The regular season marks the culmination of an extensive investigation into who your team will be that year. By this point, you’ve gone through free agency, the draft, training camp, and the preseason. You feel good in your decisions insofar as you can create clarity without having played meaningful games. But there are still plenty of uncertainties that remain, whether at the start of the regular season or the end, and new ones continually develop over time.
That is what I will look to address in our Buy or Sell series. In each installment, I will introduce a topic statement and weigh some of the arguments for either buying it (meaning that you agree with it or expect it to be true) or selling it (meaning you disagree with it or expect it to be false).

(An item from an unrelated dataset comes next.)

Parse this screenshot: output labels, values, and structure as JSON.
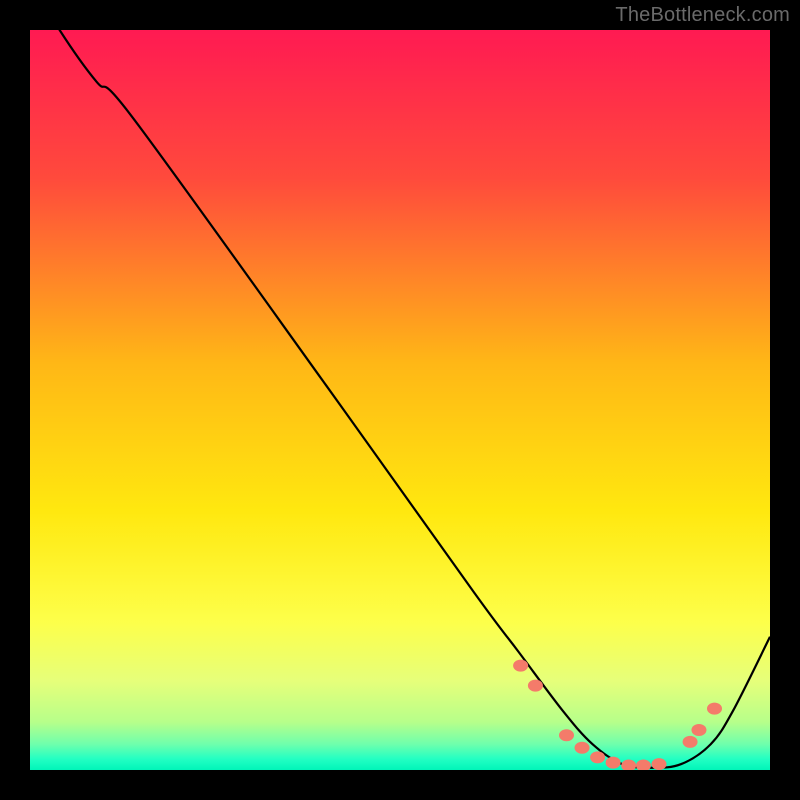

The range of topics will be intentionally wide, from the general to the specific, from the immediate to that in the far future. And as we all tend to have an opinion on just about everything, I invite you to share your own each morning on the topic statement of the day.

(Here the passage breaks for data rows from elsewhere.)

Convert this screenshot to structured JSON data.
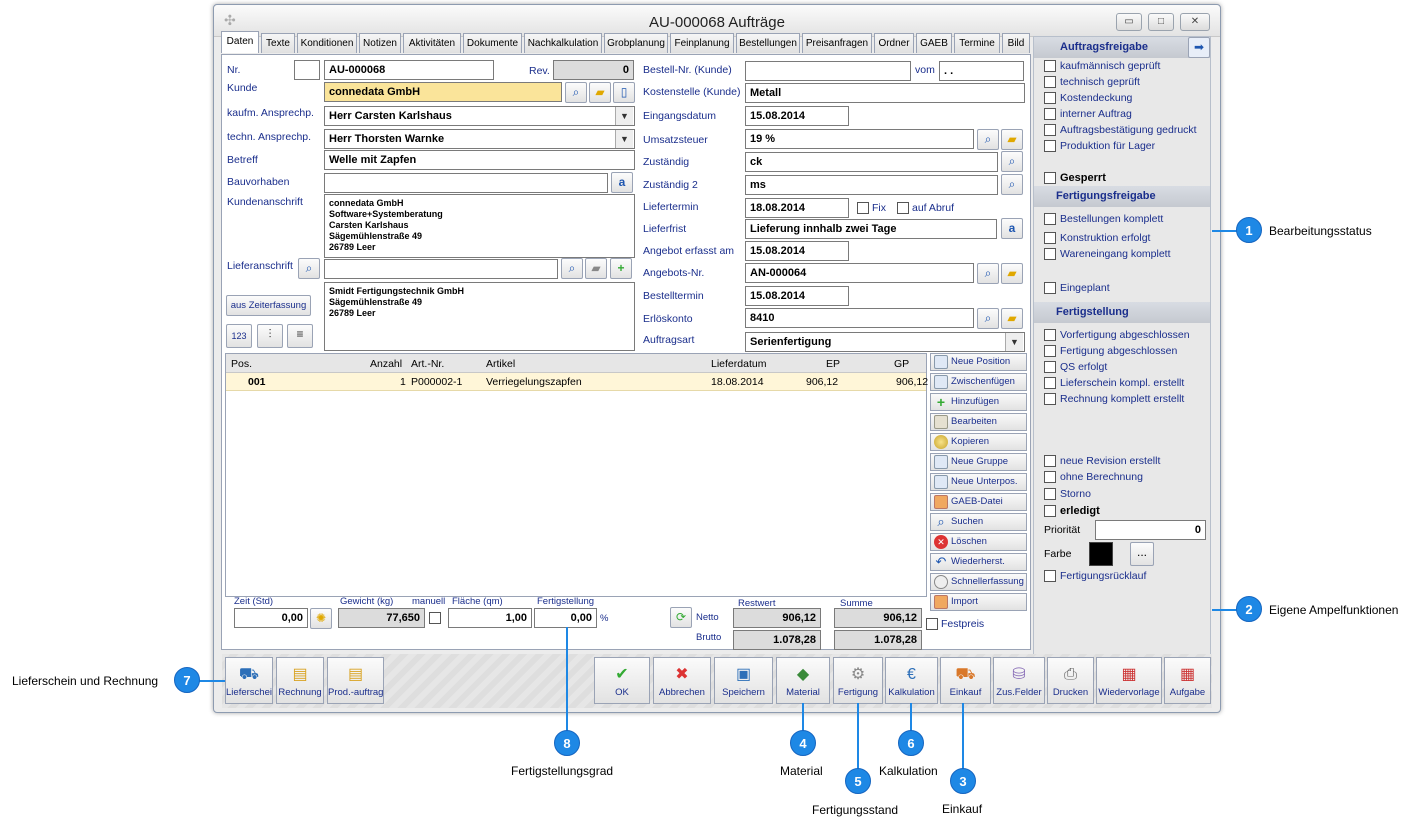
{
  "window": {
    "title": "AU-000068 Aufträge"
  },
  "tabs": [
    "Daten",
    "Texte",
    "Konditionen",
    "Notizen",
    "Aktivitäten",
    "Dokumente",
    "Nachkalkulation",
    "Grobplanung",
    "Feinplanung",
    "Bestellungen",
    "Preisanfragen",
    "Ordner",
    "GAEB",
    "Termine",
    "Bild"
  ],
  "left": {
    "nr_label": "Nr.",
    "nr_value": "AU-000068",
    "rev_label": "Rev.",
    "rev_value": "0",
    "kunde_label": "Kunde",
    "kunde_value": "connedata GmbH",
    "kaufm_label": "kaufm. Ansprechp.",
    "kaufm_value": "Herr Carsten Karlshaus",
    "techn_label": "techn. Ansprechp.",
    "techn_value": "Herr Thorsten Warnke",
    "betreff_label": "Betreff",
    "betreff_value": "Welle mit Zapfen",
    "bau_label": "Bauvorhaben",
    "bau_value": "",
    "kundenanschrift_label": "Kundenanschrift",
    "kundenanschrift_value": "connedata GmbH\nSoftware+Systemberatung\nCarsten Karlshaus\nSägemühlenstraße 49\n26789 Leer",
    "liefer_label": "Lieferanschrift",
    "liefer_value": "",
    "lieferanschrift_text": "Smidt Fertigungstechnik GmbH\nSägemühlenstraße 49\n26789 Leer",
    "zeiterfassung_button": "aus Zeiterfassung",
    "btn_123": "123"
  },
  "mid": {
    "bestellnr_label": "Bestell-Nr. (Kunde)",
    "bestellnr_value": "",
    "vom_label": "vom",
    "vom_value": ". .",
    "kst_label": "Kostenstelle (Kunde)",
    "kst_value": "Metall",
    "eingang_label": "Eingangsdatum",
    "eingang_value": "15.08.2014",
    "ust_label": "Umsatzsteuer",
    "ust_value": "19 %",
    "zust_label": "Zuständig",
    "zust_value": "ck",
    "zust2_label": "Zuständig 2",
    "zust2_value": "ms",
    "liefertermin_label": "Liefertermin",
    "liefertermin_value": "18.08.2014",
    "fix_label": "Fix",
    "abruf_label": "auf Abruf",
    "lieferfrist_label": "Lieferfrist",
    "lieferfrist_value": "Lieferung innhalb zwei Tage",
    "angebot_erfasst_label": "Angebot erfasst am",
    "angebot_erfasst_value": "15.08.2014",
    "angebotsnr_label": "Angebots-Nr.",
    "angebotsnr_value": "AN-000064",
    "bestelltermin_label": "Bestelltermin",
    "bestelltermin_value": "15.08.2014",
    "erloes_label": "Erlöskonto",
    "erloes_value": "8410",
    "auftragsart_label": "Auftragsart",
    "auftragsart_value": "Serienfertigung"
  },
  "grid": {
    "headers": {
      "pos": "Pos.",
      "anzahl": "Anzahl",
      "artnr": "Art.-Nr.",
      "artikel": "Artikel",
      "lieferdatum": "Lieferdatum",
      "ep": "EP",
      "gp": "GP"
    },
    "row": {
      "pos": "001",
      "anzahl": "1",
      "artnr": "P000002-1",
      "artikel": "Verriegelungszapfen",
      "lieferdatum": "18.08.2014",
      "ep": "906,12",
      "gp": "906,12"
    }
  },
  "side_buttons": [
    "Neue Position",
    "Zwischenfügen",
    "Hinzufügen",
    "Bearbeiten",
    "Kopieren",
    "Neue Gruppe",
    "Neue Unterpos.",
    "GAEB-Datei",
    "Suchen",
    "Löschen",
    "Wiederherst.",
    "Schnellerfassung",
    "Import"
  ],
  "footer": {
    "zeit_label": "Zeit (Std)",
    "zeit_value": "0,00",
    "gewicht_label": "Gewicht (kg)",
    "gewicht_value": "77,650",
    "manuell_label": "manuell",
    "flaeche_label": "Fläche (qm)",
    "flaeche_value": "1,00",
    "fertig_label": "Fertigstellung",
    "fertig_value": "0,00",
    "percent": "%",
    "netto_label": "Netto",
    "brutto_label": "Brutto",
    "restwert_label": "Restwert",
    "summe_label": "Summe",
    "rest_netto": "906,12",
    "rest_brutto": "1.078,28",
    "sum_netto": "906,12",
    "sum_brutto": "1.078,28",
    "festpreis_label": "Festpreis"
  },
  "right": {
    "h1": "Auftragsfreigabe",
    "items1": [
      "kaufmännisch geprüft",
      "technisch geprüft",
      "Kostendeckung",
      "interner Auftrag",
      "Auftragsbestätigung gedruckt",
      "Produktion für Lager"
    ],
    "gesperrt": "Gesperrt",
    "h2": "Fertigungsfreigabe",
    "items2": [
      "Bestellungen komplett",
      "Konstruktion erfolgt",
      "Wareneingang komplett"
    ],
    "eingeplant": "Eingeplant",
    "h3": "Fertigstellung",
    "items3": [
      "Vorfertigung abgeschlossen",
      "Fertigung abgeschlossen",
      "QS erfolgt",
      "Lieferschein kompl. erstellt",
      "Rechnung komplett erstellt"
    ],
    "items4": [
      "neue Revision erstellt",
      "ohne Berechnung",
      "Storno"
    ],
    "erledigt": "erledigt",
    "prioritaet_label": "Priorität",
    "prioritaet_value": "0",
    "farbe_label": "Farbe",
    "farbe_btn": "...",
    "farbe_color": "#000000",
    "ruecklauf": "Fertigungsrücklauf"
  },
  "bottom_left": [
    "Lieferschei",
    "Rechnung",
    "Prod.-auftrag"
  ],
  "bottom_right": [
    "OK",
    "Abbrechen",
    "Speichern",
    "Material",
    "Fertigung",
    "Kalkulation",
    "Einkauf",
    "Zus.Felder",
    "Drucken",
    "Wiedervorlage",
    "Aufgabe"
  ],
  "callouts": [
    {
      "num": "1",
      "text": "Bearbeitungsstatus"
    },
    {
      "num": "2",
      "text": "Eigene Ampelfunktionen"
    },
    {
      "num": "3",
      "text": "Einkauf"
    },
    {
      "num": "4",
      "text": "Material"
    },
    {
      "num": "5",
      "text": "Fertigungsstand"
    },
    {
      "num": "6",
      "text": "Kalkulation"
    },
    {
      "num": "7",
      "text": "Lieferschein und Rechnung"
    },
    {
      "num": "8",
      "text": "Fertigstellungsgrad"
    }
  ],
  "colors": {
    "accent": "#1e88e5",
    "label": "#1a2e8c",
    "kunde_bg": "#fae49a"
  }
}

Topic Statement: The Steelers are a better team than thought if you look back on how the teams they lost to are doing.
Explanation: Nobody thought too much of the Las Vegas Raiders when the Steelers lost to them in Week 2. Likewise with the Cincinnati Bengals, a perennial bottom feeder, a week later. But both are 5-2 and leading their divisions, and the other team is, well, the Green Bay Packers. The collective record of the teams they’ve lost to is 16-5, a .762 winning percentage.
There is no doubt that the Steelers have lost to some quality opponents who, it’s key to point out, were quality teams at the time they played the Steelers. These were teams who were at or near full strength and full capacity. And they already proved that they can beat a good team by doing it on the road in Week 1 against the Buffalo Bills, who have gone on to be the team we thought they would be.
We knew that the early stretch of the Steelers’ schedule was going to be rough, with the Packers game being one difficult one that was circled. And you can really look at those games and wonder how close they could’ve come, like with the blocked field goal in Green Bay that was negated.
They are 3-3, but they’ve had a tough schedule. They’ve had the most difficult schedule in the AFC so far this year, with their opponents’ collective winning percentage being .610. That’s also the third-highest in the NFL; the other two teams have losing records.
It’s not just about who you lose to but how you lose, and they’ve lost ugly. All three of their losses were by two possessions, so changing one play wasn’t going to change any of the results. And they’ve barely beaten the Denver Broncos and the Seattle Seahawks, without Russell Wilson, in their past two games, having to go to overtime after blowing a 14-point lead.
This is a team that is on the upswing and getting better, but that doesn’t say anything about where they’ve already been, and their 3-3 record was certainly earned based on the product on the field, irrespective of opponent. That was no better than .500 ball that they have been putting out there thus far, and that has to change.